I've read in various places that an incorrect signal of the wrong refresh rate can cause physical damage to a CRT monitor, but I've never found an adequate explanation of why this is so. Is this true? And if it is, how?
Horizontal deflection circuit is intended to make linearly increasing current in the deflection coil. At the end of ray scanning from left to right, the deflection coil should be re-magnetized in a short time by applying higher reverse voltage to it. Typical schematics for the circuit looks like this: http://repairfaq.cis.upenn.edu/sam/deflfaq.htm#dsbdc .
L2 is the deflection yoke and T2 is the flyback transformer, that is also usually used to get high voltage for the CRT anode.
During the linear ray moving, the switch is open and the constant voltage supply causes the current to raise linearly in both L2 and T2. When the switch closes, the magnetizing energy in the inductance of T2 with the help of the capacitor C1 makes a short resonant high voltage spike, that remagnetizes deflection coil L2 to the initial ray-to-the-left position.
At the too low horizontal frequency, the period the switch is open becomes too long, that causes the following:
- The flyback transformer T2, that is usually made of ferrite core with a little gap, may get saturated. Once its ferrite core is saturated, it virtually disappears from the circuit, thus greatly reducing the inductance of the T2 winding. As a result, in a very short time the current gets unboundly high and it could damage the switch or the power supply.
- Even if T2 is not getting saturated, still the voltage spike during switch off time may get too much (as it is determined by the energy absorbed in the inductance of T2 during the switch on time), thus breaking down the switch, the capacitor C1 or the snubber diode.
- A third option is to saturate the switch (usually an NPN transistor), which would lead to emitter-collector voltage rise and then to excessive heat dissipation at the switch.
This all could happen if the controlling circuit inside the monitor allows it to operate at the inappropriate frequencies. This might happen on older (and simpler) CRT monitors.
I've witnessed a monochrome monitor (actually, two of them) fried through software.
I worked with a friend who had a weak grasp of ethics. He worked on an IBM PC/AT clone running DOS. It had both a regular CGA card driving a color CRT, and a Hercules card driving a monochrome CRT. I no longer recall why he had an extra monitor; I can only guess that it was a useful setup for debugging, since he could have the program's output shown on one screen, and debugging output shown on the other.

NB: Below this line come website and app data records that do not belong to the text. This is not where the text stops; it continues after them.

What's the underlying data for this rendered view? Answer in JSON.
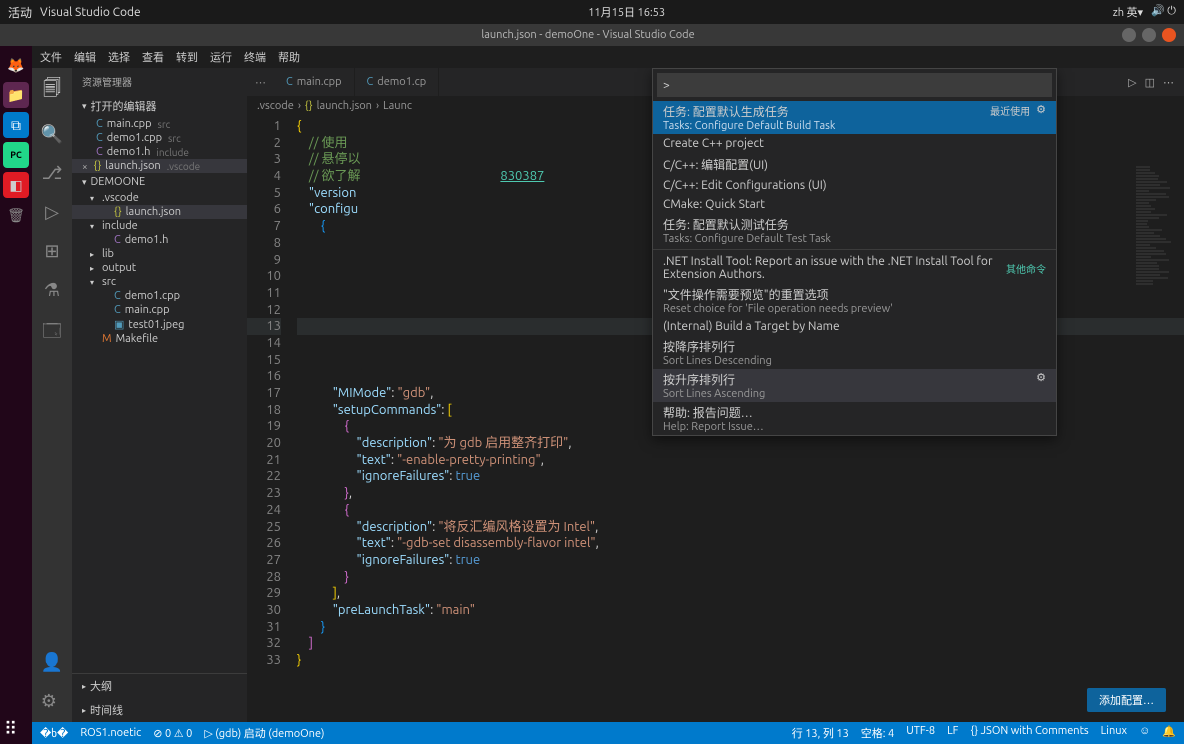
{
  "topbar": {
    "activities": "活动",
    "app": "Visual Studio Code",
    "datetime": "11月15日 16:53",
    "right": "zh 英▾"
  },
  "windowTitle": "launch.json - demoOne - Visual Studio Code",
  "menu": [
    "文件",
    "编辑",
    "选择",
    "查看",
    "转到",
    "运行",
    "终端",
    "帮助"
  ],
  "sidebar": {
    "title": "资源管理器",
    "openEditors": "打开的编辑器",
    "editors": [
      {
        "name": "main.cpp",
        "hint": "src",
        "icon": "cpp"
      },
      {
        "name": "demo1.cpp",
        "hint": "src",
        "icon": "cpp"
      },
      {
        "name": "demo1.h",
        "hint": "include",
        "icon": "h"
      },
      {
        "name": "launch.json",
        "hint": ".vscode",
        "icon": "json",
        "active": true
      }
    ],
    "project": "DEMOONE",
    "tree": [
      {
        "type": "folder",
        "name": ".vscode",
        "depth": 0
      },
      {
        "type": "file",
        "name": "launch.json",
        "icon": "json",
        "depth": 1,
        "selected": true
      },
      {
        "type": "folder",
        "name": "include",
        "depth": 0
      },
      {
        "type": "file",
        "name": "demo1.h",
        "icon": "h",
        "depth": 1
      },
      {
        "type": "folder",
        "name": "lib",
        "depth": 0,
        "collapsed": true
      },
      {
        "type": "folder",
        "name": "output",
        "depth": 0,
        "collapsed": true
      },
      {
        "type": "folder",
        "name": "src",
        "depth": 0
      },
      {
        "type": "file",
        "name": "demo1.cpp",
        "icon": "cpp",
        "depth": 1
      },
      {
        "type": "file",
        "name": "main.cpp",
        "icon": "cpp",
        "depth": 1
      },
      {
        "type": "file",
        "name": "test01.jpeg",
        "icon": "img",
        "depth": 1
      },
      {
        "type": "file",
        "name": "Makefile",
        "icon": "make",
        "depth": 0
      }
    ],
    "outline": "大纲",
    "timeline": "时间线"
  },
  "tabs": [
    {
      "name": "main.cpp",
      "icon": "cpp"
    },
    {
      "name": "demo1.cp",
      "icon": "cpp"
    }
  ],
  "breadcrumbs": [
    ".vscode",
    "launch.json",
    "Launc"
  ],
  "palette": {
    "prefix": ">",
    "recentlyUsed": "最近使用",
    "otherCmd": "其他命令",
    "items": [
      {
        "main": "任务: 配置默认生成任务",
        "sub": "Tasks: Configure Default Build Task",
        "selected": true,
        "gear": true,
        "badge": "最近使用"
      },
      {
        "main": "Create C++ project"
      },
      {
        "main": "C/C++: 编辑配置(UI)"
      },
      {
        "main": "C/C++: Edit Configurations (UI)"
      },
      {
        "main": "CMake: Quick Start"
      },
      {
        "main": "任务: 配置默认测试任务",
        "sub": "Tasks: Configure Default Test Task"
      },
      {
        "main": ".NET Install Tool: Report an issue with the .NET Install Tool for Extension Authors.",
        "badge": "其他命令",
        "sep": true
      },
      {
        "main": "\"文件操作需要预览\"的重置选项",
        "sub": "Reset choice for 'File operation needs preview'"
      },
      {
        "main": "(Internal) Build a Target by Name"
      },
      {
        "main": "按降序排列行",
        "sub": "Sort Lines Descending"
      },
      {
        "main": "按升序排列行",
        "sub": "Sort Lines Ascending",
        "highlight": true,
        "gear": true
      },
      {
        "main": "帮助: 报告问题…",
        "sub": "Help: Report Issue…"
      }
    ]
  },
  "code": {
    "lines": 33,
    "visibleLink": "830387",
    "line17a": "\"MIMode\"",
    "line17b": "\"gdb\"",
    "line18a": "\"setupCommands\"",
    "line20a": "\"description\"",
    "line20b": "\"为 gdb 启用整齐打印\"",
    "line21a": "\"text\"",
    "line21b": "\"-enable-pretty-printing\"",
    "line22a": "\"ignoreFailures\"",
    "line22b": "true",
    "line25b": "\"将反汇编风格设置为 Intel\"",
    "line26b": "\"-gdb-set disassembly-flavor intel\"",
    "line30a": "\"preLaunchTask\"",
    "line30b": "\"main\"",
    "commentUse": "// 使用 ",
    "commentHover": "// 悬停以",
    "commentWant": "// 欲了解",
    "versionKey": "\"version",
    "configKey": "\"configu"
  },
  "addConfigBtn": "添加配置…",
  "statusbar": {
    "ros": "ROS1.noetic",
    "errwarn": "⊘ 0 ⚠ 0",
    "debug": "(gdb) 启动 (demoOne)",
    "lncol": "行 13, 列 13",
    "spaces": "空格: 4",
    "encoding": "UTF-8",
    "eol": "LF",
    "lang": "JSON with Comments",
    "os": "Linux",
    "bell": "🔔"
  }
}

My friend had written a small TSR (Terminate and Stay Resident) program that would, on demand, capture the contents of a text screen to memory, and then recall that screen using a hot key. This was like the many so-called "boss key" programs available at the time, but instead of displaying a spreadsheet or some other generic work-like content, it displayed whatever had been previously captured, and the captured screen could be freely changed at any time by pressing a hot key. You can see how this might be an advantage for a programmer, who doesn't generally use spreadsheets, and who wishes to sometimes not work while at work.
As I recall, when the "boss key" was pressed, the program needed to save the screen contents, which might be in a graphics mode, and replace them with the saved contents, which were in text mode. I think (this was a long time ago) the program made the mode switch without the assistance of the BIOS, by directly hitting the CGA card's I/O ports. I think those ports had the ability to control the monitor's scan rate, as evidenced by the destruction the TSR caused.
My friend found out the hard way that when the monochrome monitor attached to the Hercules card was in use, and the "boss key" TSR was triggered, it had a bug that could program the Hercules card with incorrect frequencies. The evidence of this was:
- Triggering the TSR by hitting its "boss key."
- The monochrome monitor emitting a very loud, very high-pitched squeal
- The monochrome monitor's display contracting to a point
- The monitor ceasing its squeal with a "pop"
- A puff of smelly magic smoke escaping the monitor
- The monitor's permanent removal from the set of working monitors
My friend tried to debug this, but after he fried the second such monitor, he decided it was too expensive a problem to work on and just stopped using the TSR.
My friend and I worked very closely together, so I personally witnessed both of these monitors being fried.
My friend had a lousy grasp of ethics in his youth. We stay in touch, and I can now say with certainty that he would never consider doing such a thing, and is ashamed of having once done it.
Magnetic coils (the coils that magnetically deflect the electron beam in a CRT) have an electric resistance which is a direct function of the frequency of the current flow. If that resistance is getting too low (because the coils and circuitry are operated at a different frequency they are intended for), either the circuitry that regulates the current through the coil or the coil itself can be damaged.
I worked on a variety of CRT terminals and monitors (and converted the former to the latter), and never had one fry, with two exceptions: (1) IBM-PC monitors, and (2) Exact clones of IBM-PC monitors. Everything else maybe made strange noises, but were never damaged. So it was certainly possible to design horizontal scan circuits that didn't burn out their drive transistor when given improper signals, and most were like that. Lots more fear, uncertainty and doubt than is really called for. Still, this is my empirical data rather than any industry-wide truth.